'''

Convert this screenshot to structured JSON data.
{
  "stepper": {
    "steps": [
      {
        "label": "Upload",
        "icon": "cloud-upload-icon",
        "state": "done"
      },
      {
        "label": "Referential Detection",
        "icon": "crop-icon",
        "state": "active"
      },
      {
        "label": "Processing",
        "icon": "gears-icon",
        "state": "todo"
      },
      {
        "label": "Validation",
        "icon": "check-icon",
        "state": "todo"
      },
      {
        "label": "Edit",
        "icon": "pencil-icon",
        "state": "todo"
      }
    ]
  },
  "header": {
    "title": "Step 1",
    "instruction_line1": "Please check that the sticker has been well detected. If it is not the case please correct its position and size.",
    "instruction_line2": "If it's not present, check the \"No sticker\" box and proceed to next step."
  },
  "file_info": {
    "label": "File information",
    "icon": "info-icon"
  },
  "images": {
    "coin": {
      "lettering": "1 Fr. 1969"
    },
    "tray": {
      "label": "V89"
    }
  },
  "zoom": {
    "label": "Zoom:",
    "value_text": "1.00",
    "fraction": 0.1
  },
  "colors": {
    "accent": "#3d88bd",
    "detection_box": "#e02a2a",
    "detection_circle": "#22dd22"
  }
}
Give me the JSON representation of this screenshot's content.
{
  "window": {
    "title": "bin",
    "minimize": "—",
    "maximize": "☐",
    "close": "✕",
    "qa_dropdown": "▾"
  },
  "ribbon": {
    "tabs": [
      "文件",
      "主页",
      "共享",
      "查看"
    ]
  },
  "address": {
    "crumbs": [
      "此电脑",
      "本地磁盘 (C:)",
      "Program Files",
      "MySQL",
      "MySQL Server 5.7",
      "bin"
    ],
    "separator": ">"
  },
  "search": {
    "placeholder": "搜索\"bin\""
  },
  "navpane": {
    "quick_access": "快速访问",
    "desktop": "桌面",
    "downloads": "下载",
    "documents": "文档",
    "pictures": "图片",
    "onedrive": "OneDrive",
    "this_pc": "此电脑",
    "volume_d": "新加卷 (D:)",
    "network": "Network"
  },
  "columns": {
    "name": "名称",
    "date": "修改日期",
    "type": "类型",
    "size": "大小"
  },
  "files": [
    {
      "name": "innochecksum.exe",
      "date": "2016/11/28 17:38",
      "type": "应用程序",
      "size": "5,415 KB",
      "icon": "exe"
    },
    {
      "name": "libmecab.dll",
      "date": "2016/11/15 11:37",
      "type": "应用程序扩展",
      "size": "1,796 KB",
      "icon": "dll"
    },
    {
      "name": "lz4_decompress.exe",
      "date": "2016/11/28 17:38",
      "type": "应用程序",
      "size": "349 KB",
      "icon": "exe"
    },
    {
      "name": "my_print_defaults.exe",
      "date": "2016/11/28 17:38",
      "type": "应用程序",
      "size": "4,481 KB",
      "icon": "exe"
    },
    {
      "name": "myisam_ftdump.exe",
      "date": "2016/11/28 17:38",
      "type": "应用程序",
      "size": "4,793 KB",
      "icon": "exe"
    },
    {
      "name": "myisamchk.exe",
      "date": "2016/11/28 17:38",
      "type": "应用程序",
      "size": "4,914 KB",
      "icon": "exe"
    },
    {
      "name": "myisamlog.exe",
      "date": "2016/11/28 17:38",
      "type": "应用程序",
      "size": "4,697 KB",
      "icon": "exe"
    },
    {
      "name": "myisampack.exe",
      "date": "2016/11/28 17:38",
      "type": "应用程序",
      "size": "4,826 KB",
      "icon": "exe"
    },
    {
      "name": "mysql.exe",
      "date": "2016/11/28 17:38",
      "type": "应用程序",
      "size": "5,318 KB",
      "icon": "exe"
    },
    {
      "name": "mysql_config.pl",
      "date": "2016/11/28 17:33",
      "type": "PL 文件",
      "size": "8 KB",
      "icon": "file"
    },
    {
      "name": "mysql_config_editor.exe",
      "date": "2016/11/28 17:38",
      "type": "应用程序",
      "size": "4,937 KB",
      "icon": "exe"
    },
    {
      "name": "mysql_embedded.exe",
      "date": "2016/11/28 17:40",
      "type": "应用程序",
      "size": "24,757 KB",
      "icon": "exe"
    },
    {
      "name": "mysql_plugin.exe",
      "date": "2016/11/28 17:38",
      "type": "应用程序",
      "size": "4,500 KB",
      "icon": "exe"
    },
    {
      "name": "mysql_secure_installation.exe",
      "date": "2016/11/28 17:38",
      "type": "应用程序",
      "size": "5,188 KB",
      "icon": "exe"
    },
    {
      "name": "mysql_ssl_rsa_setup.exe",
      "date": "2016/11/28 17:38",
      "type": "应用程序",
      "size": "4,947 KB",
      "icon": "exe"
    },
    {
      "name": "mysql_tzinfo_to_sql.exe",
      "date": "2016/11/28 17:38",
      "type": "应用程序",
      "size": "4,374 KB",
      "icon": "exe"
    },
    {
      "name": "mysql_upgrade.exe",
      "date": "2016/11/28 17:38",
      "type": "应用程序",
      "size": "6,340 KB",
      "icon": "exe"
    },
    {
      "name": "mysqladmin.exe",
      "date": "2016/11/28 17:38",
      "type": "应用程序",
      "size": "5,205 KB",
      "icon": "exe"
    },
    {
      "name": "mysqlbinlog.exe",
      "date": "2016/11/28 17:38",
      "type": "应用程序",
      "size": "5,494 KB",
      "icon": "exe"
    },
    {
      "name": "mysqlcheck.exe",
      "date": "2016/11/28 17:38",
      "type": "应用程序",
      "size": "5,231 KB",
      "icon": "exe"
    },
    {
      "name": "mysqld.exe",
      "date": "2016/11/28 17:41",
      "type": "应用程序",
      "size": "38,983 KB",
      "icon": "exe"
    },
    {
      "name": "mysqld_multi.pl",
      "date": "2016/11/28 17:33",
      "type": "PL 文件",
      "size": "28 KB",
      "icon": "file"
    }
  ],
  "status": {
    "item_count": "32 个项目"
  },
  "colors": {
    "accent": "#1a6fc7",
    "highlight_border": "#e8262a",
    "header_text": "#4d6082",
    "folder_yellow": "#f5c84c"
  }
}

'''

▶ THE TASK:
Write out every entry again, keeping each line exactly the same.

▶ WRITTEN REPLY:
Convert this screenshot to structured JSON data.
{
  "stepper": {
    "steps": [
      {
        "label": "Upload",
        "icon": "cloud-upload-icon",
        "state": "done"
      },
      {
        "label": "Referential Detection",
        "icon": "crop-icon",
        "state": "active"
      },
      {
        "label": "Processing",
        "icon": "gears-icon",
        "state": "todo"
      },
      {
        "label": "Validation",
        "icon": "check-icon",
        "state": "todo"
      },
      {
        "label": "Edit",
        "icon": "pencil-icon",
        "state": "todo"
      }
    ]
  },
  "header": {
    "title": "Step 1",
    "instruction_line1": "Please check that the sticker has been well detected. If it is not the case please correct its position and size.",
    "instruction_line2": "If it's not present, check the \"No sticker\" box and proceed to next step."
  },
  "file_info": {
    "label": "File information",
    "icon": "info-icon"
  },
  "images": {
    "coin": {
      "lettering": "1 Fr. 1969"
    },
    "tray": {
      "label": "V89"
    }
  },
  "zoom": {
    "label": "Zoom:",
    "value_text": "1.00",
    "fraction": 0.1
  },
  "colors": {
    "accent": "#3d88bd",
    "detection_box": "#e02a2a",
    "detection_circle": "#22dd22"
  }
}
Give me the JSON representation of this screenshot's content.
{
  "window": {
    "title": "bin",
    "minimize": "—",
    "maximize": "☐",
    "close": "✕",
    "qa_dropdown": "▾"
  },
  "ribbon": {
    "tabs": [
      "文件",
      "主页",
      "共享",
      "查看"
    ]
  },
  "address": {
    "crumbs": [
      "此电脑",
      "本地磁盘 (C:)",
      "Program Files",
      "MySQL",
      "MySQL Server 5.7",
      "bin"
    ],
    "separator": ">"
  },
  "search": {
    "placeholder": "搜索\"bin\""
  },
  "navpane": {
    "quick_access": "快速访问",
    "desktop": "桌面",
    "downloads": "下载",
    "documents": "文档",
    "pictures": "图片",
    "onedrive": "OneDrive",
    "this_pc": "此电脑",
    "volume_d": "新加卷 (D:)",
    "network": "Network"
  },
  "columns": {
    "name": "名称",
    "date": "修改日期",
    "type": "类型",
    "size": "大小"
  },
  "files": [
    {
      "name": "innochecksum.exe",
      "date": "2016/11/28 17:38",
      "type": "应用程序",
      "size": "5,415 KB",
      "icon": "exe"
    },
    {
      "name": "libmecab.dll",
      "date": "2016/11/15 11:37",
      "type": "应用程序扩展",
      "size": "1,796 KB",
      "icon": "dll"
    },
    {
      "name": "lz4_decompress.exe",
      "date": "2016/11/28 17:38",
      "type": "应用程序",
      "size": "349 KB",
      "icon": "exe"
    },
    {
      "name": "my_print_defaults.exe",
      "date": "2016/11/28 17:38",
      "type": "应用程序",
      "size": "4,481 KB",
      "icon": "exe"
    },
    {
      "name": "myisam_ftdump.exe",
      "date": "2016/11/28 17:38",
      "type": "应用程序",
      "size": "4,793 KB",
      "icon": "exe"
    },
    {
      "name": "myisamchk.exe",
      "date": "2016/11/28 17:38",
      "type": "应用程序",
      "size": "4,914 KB",
      "icon": "exe"
    },
    {
      "name": "myisamlog.exe",
      "date": "2016/11/28 17:38",
      "type": "应用程序",
      "size": "4,697 KB",
      "icon": "exe"
    },
    {
      "name": "myisampack.exe",
      "date": "2016/11/28 17:38",
      "type": "应用程序",
      "size": "4,826 KB",
      "icon": "exe"
    },
    {
      "name": "mysql.exe",
      "date": "2016/11/28 17:38",
      "type": "应用程序",
      "size": "5,318 KB",
      "icon": "exe"
    },
    {
      "name": "mysql_config.pl",
      "date": "2016/11/28 17:33",
      "type": "PL 文件",
      "size": "8 KB",
      "icon": "file"
    },
    {
      "name": "mysql_config_editor.exe",
      "date": "2016/11/28 17:38",
      "type": "应用程序",
      "size": "4,937 KB",
      "icon": "exe"
    },
    {
      "name": "mysql_embedded.exe",
      "date": "2016/11/28 17:40",
      "type": "应用程序",
      "size": "24,757 KB",
      "icon": "exe"
    },
    {
      "name": "mysql_plugin.exe",
      "date": "2016/11/28 17:38",
      "type": "应用程序",
      "size": "4,500 KB",
      "icon": "exe"
    },
    {
      "name": "mysql_secure_installation.exe",
      "date": "2016/11/28 17:38",
      "type": "应用程序",
      "size": "5,188 KB",
      "icon": "exe"
    },
    {
      "name": "mysql_ssl_rsa_setup.exe",
      "date": "2016/11/28 17:38",
      "type": "应用程序",
      "size": "4,947 KB",
      "icon": "exe"
    },
    {
      "name": "mysql_tzinfo_to_sql.exe",
      "date": "2016/11/28 17:38",
      "type": "应用程序",
      "size": "4,374 KB",
      "icon": "exe"
    },
    {
      "name": "mysql_upgrade.exe",
      "date": "2016/11/28 17:38",
      "type": "应用程序",
      "size": "6,340 KB",
      "icon": "exe"
    },
    {
      "name": "mysqladmin.exe",
      "date": "2016/11/28 17:38",
      "type": "应用程序",
      "size": "5,205 KB",
      "icon": "exe"
    },
    {
      "name": "mysqlbinlog.exe",
      "date": "2016/11/28 17:38",
      "type": "应用程序",
      "size": "5,494 KB",
      "icon": "exe"
    },
    {
      "name": "mysqlcheck.exe",
      "date": "2016/11/28 17:38",
      "type": "应用程序",
      "size": "5,231 KB",
      "icon": "exe"
    },
    {
      "name": "mysqld.exe",
      "date": "2016/11/28 17:41",
      "type": "应用程序",
      "size": "38,983 KB",
      "icon": "exe"
    },
    {
      "name": "mysqld_multi.pl",
      "date": "2016/11/28 17:33",
      "type": "PL 文件",
      "size": "28 KB",
      "icon": "file"
    }
  ],
  "status": {
    "item_count": "32 个项目"
  },
  "colors": {
    "accent": "#1a6fc7",
    "highlight_border": "#e8262a",
    "header_text": "#4d6082",
    "folder_yellow": "#f5c84c"
  }
}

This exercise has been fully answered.